Show Comments

Featured Whitepapers

Editor's Recommendations

Solution Centres

Stories by Tim Greene

Latest Videos

  • 150x50

    CSO Webinar: Will your data protection strategy be enough when disaster strikes?

    Speakers: - Paul O’Connor, Engagement leader - Performance Audit Group, Victorian Auditor-General’s Office (VAGO) - Nigel Phair, Managing Director, Centre for Internet Safety - Joshua Stenhouse, Technical Evangelist, Zerto - Anthony Caruana, CSO MC & Moderator

    Play Video

  • 150x50

    CSO Webinar: The Human Factor - Your people are your biggest security weakness

    ​Speakers: David Lacey, Researcher and former CISO Royal Mail David Turner - Global Risk Management Expert Mark Guntrip - Group Manager, Email Protection, Proofpoint

    Play Video

  • 150x50

    CSO Webinar: Current ransomware defences are failing – but machine learning can drive a more proactive solution

    Speakers • Ty Miller, Director, Threat Intelligence • Mark Gregory, Leader, Network Engineering Research Group, RMIT • Jeff Lanza, Retired FBI Agent (USA) • Andy Solterbeck, VP Asia Pacific, Cylance • David Braue, CSO MC/Moderator What to expect: ​Hear from industry experts on the local and global ransomware threat landscape. Explore a new approach to dealing with ransomware using machine-learning techniques and by thinking about the problem in a fundamentally different way. Apply techniques for gathering insight into ransomware behaviour and find out what elements must go into a truly effective ransomware defence. Get a first-hand look at how ransomware actually works in practice, and how machine-learning techniques can pick up on its activities long before your employees do.

    Play Video

  • 150x50

    CSO Webinar: Get real about metadata to avoid a false sense of security

    Speakers: • Anthony Caruana – CSO MC and moderator • Ian Farquhar, Worldwide Virtual Security Team Lead, Gigamon • John Lindsay, Former CTO, iiNet • Skeeve Stevens, Futurist, Future Sumo • David Vaile - Vice chair of APF, Co-Convenor of the Cyberspace Law And Policy Community, UNSW Law Faculty This webinar covers: - A 101 on metadata - what it is and how to use it - Insight into a typical attack, what happens and what we would find when looking into the metadata - How to collect metadata, use this to detect attacks and get greater insight into how you can use this to protect your organisation - Learn how much raw data and metadata to retain and how long for - Get a reality check on how you're using your metadata and if this is enough to secure your organisation

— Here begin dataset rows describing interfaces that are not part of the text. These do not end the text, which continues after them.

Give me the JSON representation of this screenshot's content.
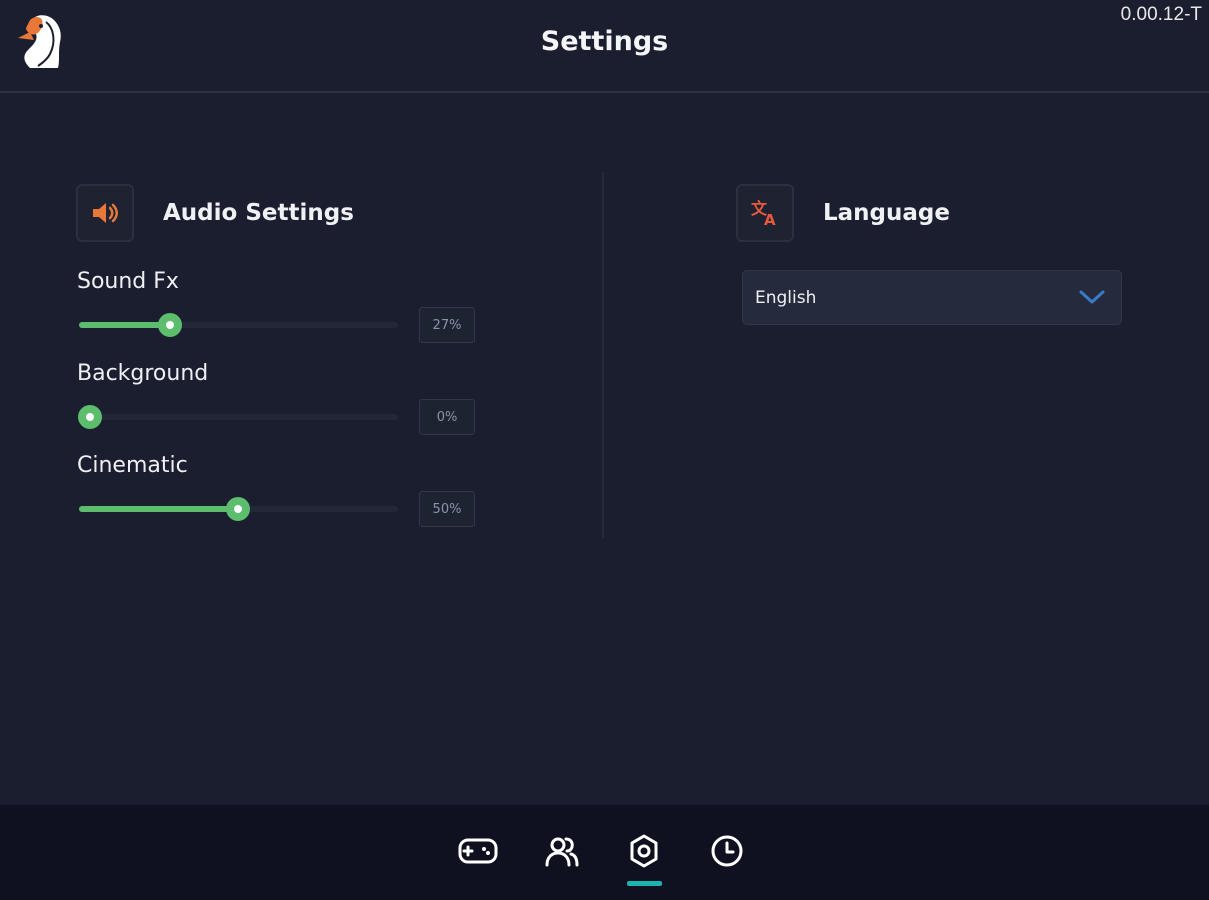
{
  "header": {
    "title": "Settings",
    "version": "0.00.12-T"
  },
  "audio": {
    "title": "Audio Settings",
    "icon": "speaker-icon",
    "sliders": [
      {
        "label": "Sound Fx",
        "value": 27,
        "display": "27%"
      },
      {
        "label": "Background",
        "value": 0,
        "display": "0%"
      },
      {
        "label": "Cinematic",
        "value": 50,
        "display": "50%"
      }
    ]
  },
  "language": {
    "title": "Language",
    "icon": "translate-icon",
    "selected": "English"
  },
  "nav": {
    "items": [
      {
        "icon": "gamepad-icon",
        "active": false
      },
      {
        "icon": "users-icon",
        "active": false
      },
      {
        "icon": "settings-icon",
        "active": true
      },
      {
        "icon": "clock-icon",
        "active": false
      }
    ]
  },
  "colors": {
    "background": "#1a1e2f",
    "accent_green": "#5cbd6d",
    "accent_orange": "#e8783a",
    "nav_indicator": "#19b3b0"
  }
}
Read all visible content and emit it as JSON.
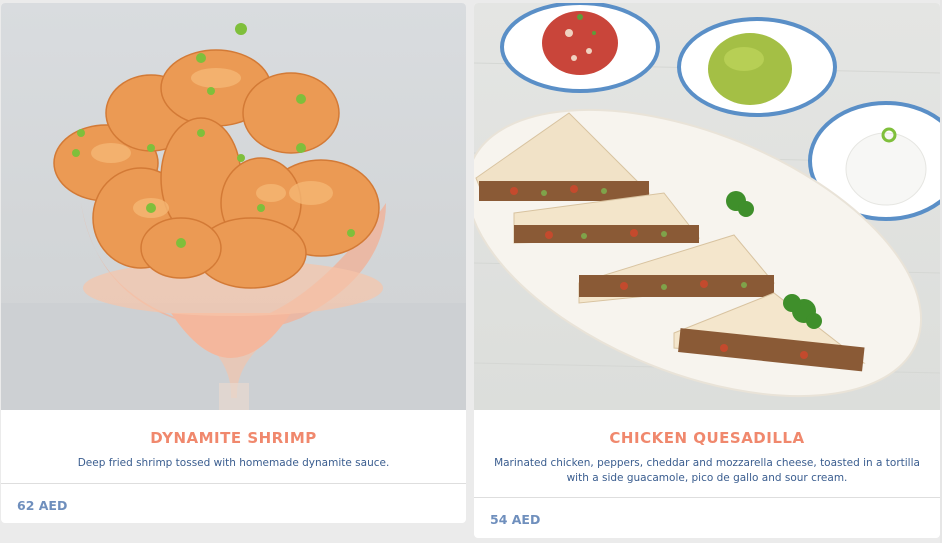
{
  "menu": {
    "items": [
      {
        "name": "DYNAMITE SHRIMP",
        "description": "Deep fried shrimp tossed with homemade dynamite sauce.",
        "price": "62 AED",
        "image_icon": "shrimp-cocktail-photo"
      },
      {
        "name": "CHICKEN QUESADILLA",
        "description": "Marinated chicken, peppers, cheddar and mozzarella cheese, toasted in a tortilla with a side guacamole, pico de gallo and sour cream.",
        "price": "54 AED",
        "image_icon": "quesadilla-plate-photo"
      }
    ]
  },
  "colors": {
    "title": "#f0886d",
    "description": "#3a5d8f",
    "price": "#6f8fbd",
    "card": "#ffffff",
    "page": "#ebebeb"
  }
}
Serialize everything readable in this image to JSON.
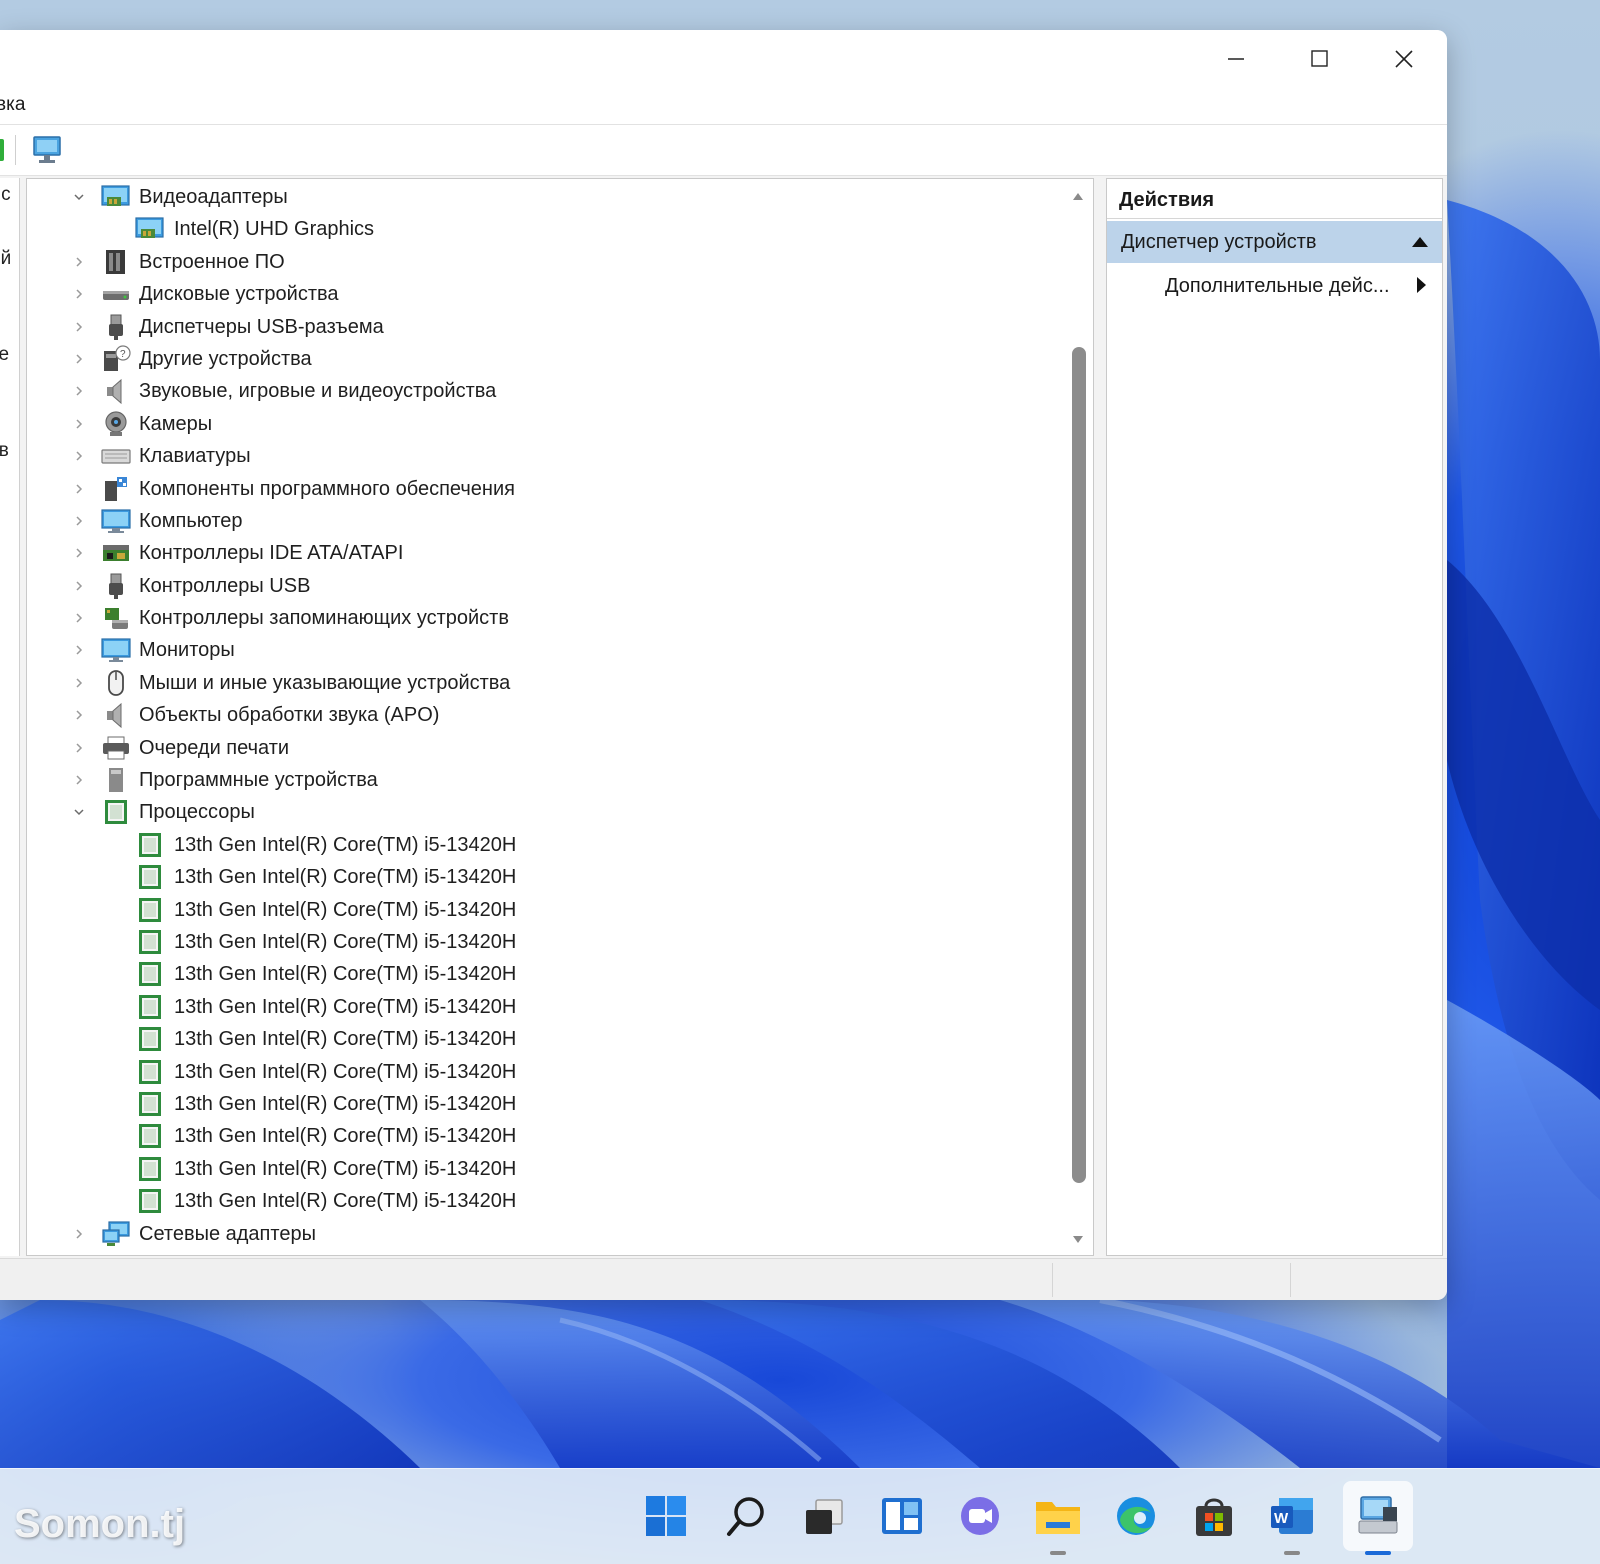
{
  "window": {
    "menu_fragment": "вка",
    "left_pane_fragments": [
      "лс",
      "ий",
      "те",
      "тв"
    ]
  },
  "tree": [
    {
      "label": "Видеоадаптеры",
      "level": 0,
      "expanded": true,
      "icon": "display-adapter-icon"
    },
    {
      "label": "Intel(R) UHD Graphics",
      "level": 1,
      "icon": "display-adapter-icon"
    },
    {
      "label": "Встроенное ПО",
      "level": 0,
      "expanded": false,
      "icon": "firmware-icon"
    },
    {
      "label": "Дисковые устройства",
      "level": 0,
      "expanded": false,
      "icon": "disk-drive-icon"
    },
    {
      "label": "Диспетчеры USB-разъема",
      "level": 0,
      "expanded": false,
      "icon": "usb-connector-icon"
    },
    {
      "label": "Другие устройства",
      "level": 0,
      "expanded": false,
      "icon": "other-devices-icon"
    },
    {
      "label": "Звуковые, игровые и видеоустройства",
      "level": 0,
      "expanded": false,
      "icon": "speaker-icon"
    },
    {
      "label": "Камеры",
      "level": 0,
      "expanded": false,
      "icon": "camera-icon"
    },
    {
      "label": "Клавиатуры",
      "level": 0,
      "expanded": false,
      "icon": "keyboard-icon"
    },
    {
      "label": "Компоненты программного обеспечения",
      "level": 0,
      "expanded": false,
      "icon": "software-component-icon"
    },
    {
      "label": "Компьютер",
      "level": 0,
      "expanded": false,
      "icon": "computer-icon"
    },
    {
      "label": "Контроллеры IDE ATA/ATAPI",
      "level": 0,
      "expanded": false,
      "icon": "ide-controller-icon"
    },
    {
      "label": "Контроллеры USB",
      "level": 0,
      "expanded": false,
      "icon": "usb-connector-icon"
    },
    {
      "label": "Контроллеры запоминающих устройств",
      "level": 0,
      "expanded": false,
      "icon": "storage-controller-icon"
    },
    {
      "label": "Мониторы",
      "level": 0,
      "expanded": false,
      "icon": "monitor-icon"
    },
    {
      "label": "Мыши и иные указывающие устройства",
      "level": 0,
      "expanded": false,
      "icon": "mouse-icon"
    },
    {
      "label": "Объекты обработки звука (APO)",
      "level": 0,
      "expanded": false,
      "icon": "speaker-icon"
    },
    {
      "label": "Очереди печати",
      "level": 0,
      "expanded": false,
      "icon": "printer-icon"
    },
    {
      "label": "Программные устройства",
      "level": 0,
      "expanded": false,
      "icon": "software-device-icon"
    },
    {
      "label": "Процессоры",
      "level": 0,
      "expanded": true,
      "icon": "processor-icon"
    },
    {
      "label": "13th Gen Intel(R) Core(TM) i5-13420H",
      "level": 1,
      "icon": "processor-icon"
    },
    {
      "label": "13th Gen Intel(R) Core(TM) i5-13420H",
      "level": 1,
      "icon": "processor-icon"
    },
    {
      "label": "13th Gen Intel(R) Core(TM) i5-13420H",
      "level": 1,
      "icon": "processor-icon"
    },
    {
      "label": "13th Gen Intel(R) Core(TM) i5-13420H",
      "level": 1,
      "icon": "processor-icon"
    },
    {
      "label": "13th Gen Intel(R) Core(TM) i5-13420H",
      "level": 1,
      "icon": "processor-icon"
    },
    {
      "label": "13th Gen Intel(R) Core(TM) i5-13420H",
      "level": 1,
      "icon": "processor-icon"
    },
    {
      "label": "13th Gen Intel(R) Core(TM) i5-13420H",
      "level": 1,
      "icon": "processor-icon"
    },
    {
      "label": "13th Gen Intel(R) Core(TM) i5-13420H",
      "level": 1,
      "icon": "processor-icon"
    },
    {
      "label": "13th Gen Intel(R) Core(TM) i5-13420H",
      "level": 1,
      "icon": "processor-icon"
    },
    {
      "label": "13th Gen Intel(R) Core(TM) i5-13420H",
      "level": 1,
      "icon": "processor-icon"
    },
    {
      "label": "13th Gen Intel(R) Core(TM) i5-13420H",
      "level": 1,
      "icon": "processor-icon"
    },
    {
      "label": "13th Gen Intel(R) Core(TM) i5-13420H",
      "level": 1,
      "icon": "processor-icon"
    },
    {
      "label": "Сетевые адаптеры",
      "level": 0,
      "expanded": false,
      "icon": "network-adapter-icon"
    }
  ],
  "actions": {
    "title": "Действия",
    "section": "Диспетчер устройств",
    "item": "Дополнительные дейс..."
  },
  "taskbar": {
    "items": [
      "start-icon",
      "search-icon",
      "task-view-icon",
      "widgets-icon",
      "chat-icon",
      "file-explorer-icon",
      "edge-icon",
      "store-icon",
      "word-icon",
      "device-manager-icon"
    ],
    "active": "device-manager-icon"
  },
  "watermark": "Somon.tj",
  "colors": {
    "selection": "#bcd3ea",
    "accent": "#1a6ad8",
    "processor_green": "#2e8b3d"
  }
}
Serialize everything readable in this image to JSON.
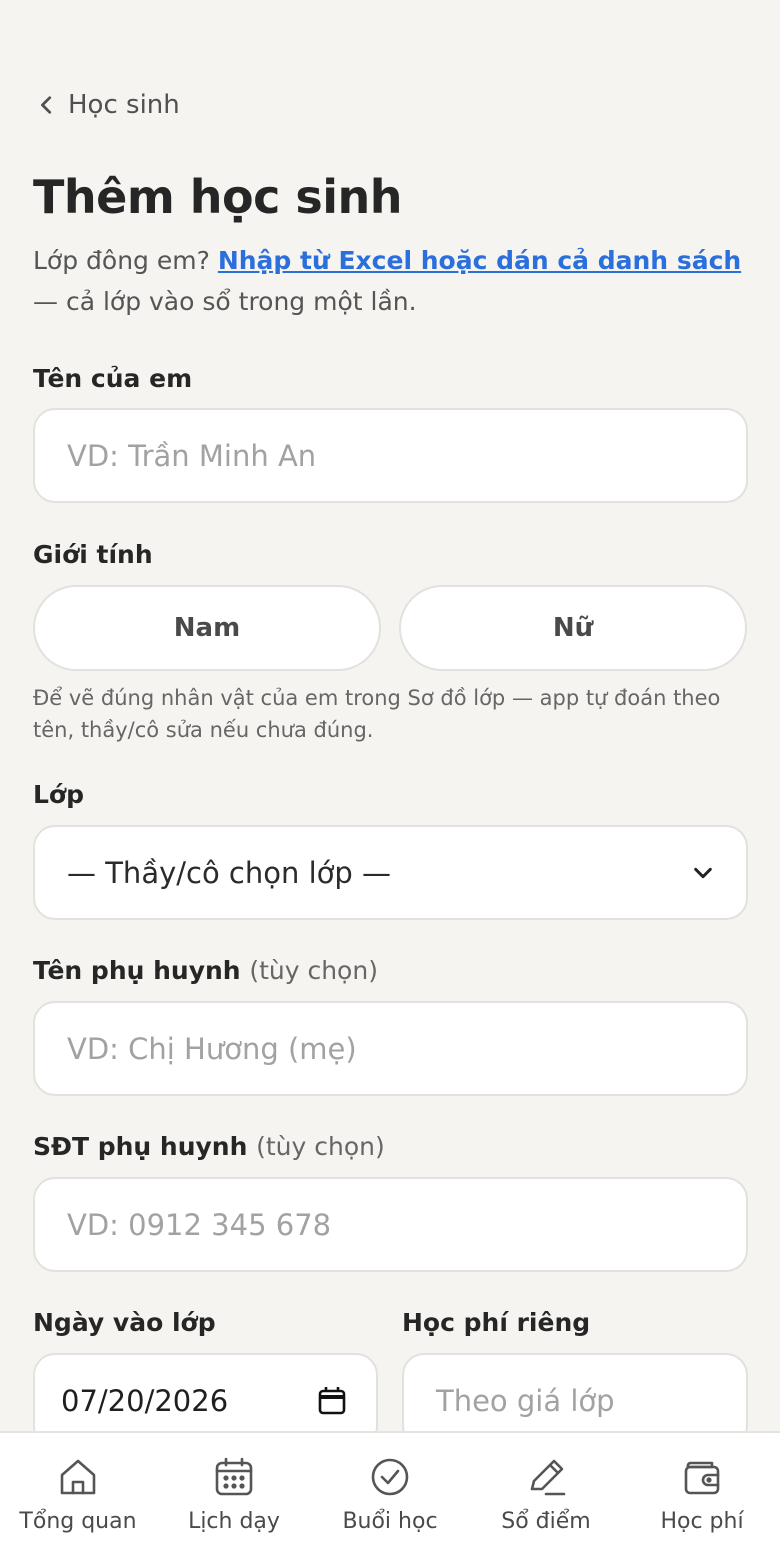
{
  "header": {
    "back_label": "Học sinh",
    "title": "Thêm học sinh",
    "intro_prefix": "Lớp đông em?",
    "intro_link": "Nhập từ Excel hoặc dán cả danh sách",
    "intro_suffix": "— cả lớp vào sổ trong một lần."
  },
  "form": {
    "name": {
      "label": "Tên của em",
      "placeholder": "VD: Trần Minh An"
    },
    "gender": {
      "label": "Giới tính",
      "options": [
        "Nam",
        "Nữ"
      ],
      "hint": "Để vẽ đúng nhân vật của em trong Sơ đồ lớp — app tự đoán theo tên, thầy/cô sửa nếu chưa đúng."
    },
    "class": {
      "label": "Lớp",
      "selected": "— Thầy/cô chọn lớp —"
    },
    "parent_name": {
      "label": "Tên phụ huynh",
      "optional": "(tùy chọn)",
      "placeholder": "VD: Chị Hương (mẹ)"
    },
    "parent_phone": {
      "label": "SĐT phụ huynh",
      "optional": "(tùy chọn)",
      "placeholder": "VD: 0912 345 678"
    },
    "join_date": {
      "label": "Ngày vào lớp",
      "value": "07/20/2026"
    },
    "custom_fee": {
      "label": "Học phí riêng",
      "placeholder": "Theo giá lớp"
    }
  },
  "tabs": [
    {
      "label": "Tổng quan",
      "icon": "home-icon"
    },
    {
      "label": "Lịch dạy",
      "icon": "calendar-icon"
    },
    {
      "label": "Buổi học",
      "icon": "check-circle-icon"
    },
    {
      "label": "Sổ điểm",
      "icon": "pencil-icon"
    },
    {
      "label": "Học phí",
      "icon": "wallet-icon"
    }
  ],
  "colors": {
    "background": "#f5f4f1",
    "link": "#2a6fdb",
    "text": "#262626"
  }
}
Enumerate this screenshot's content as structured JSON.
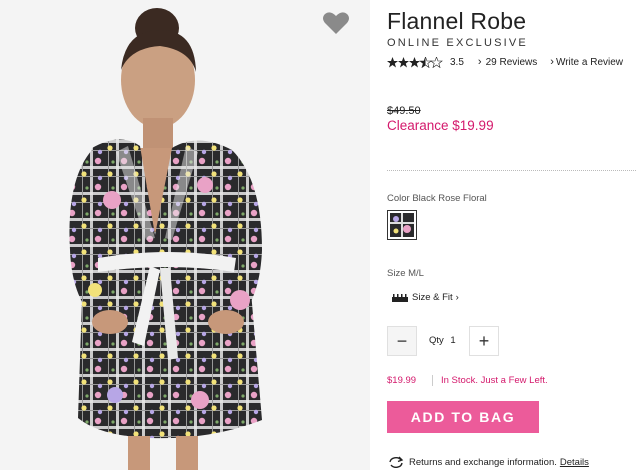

    Play Video

  • 150x50

    CSO Webinar: How banking trojans work and how you can stop them

    CSO Webinar: How banking trojans work and how you can stop them Featuring: • John Baird, Director of Global Technology Production, Deutsche Bank • Samantha Macleod, GM Cyber Security, ME Bank • Sherrod DeGrippo, Director of Emerging Threats, Proofpoint (USA)

    Play Video

More videos

Blog Posts

Market Place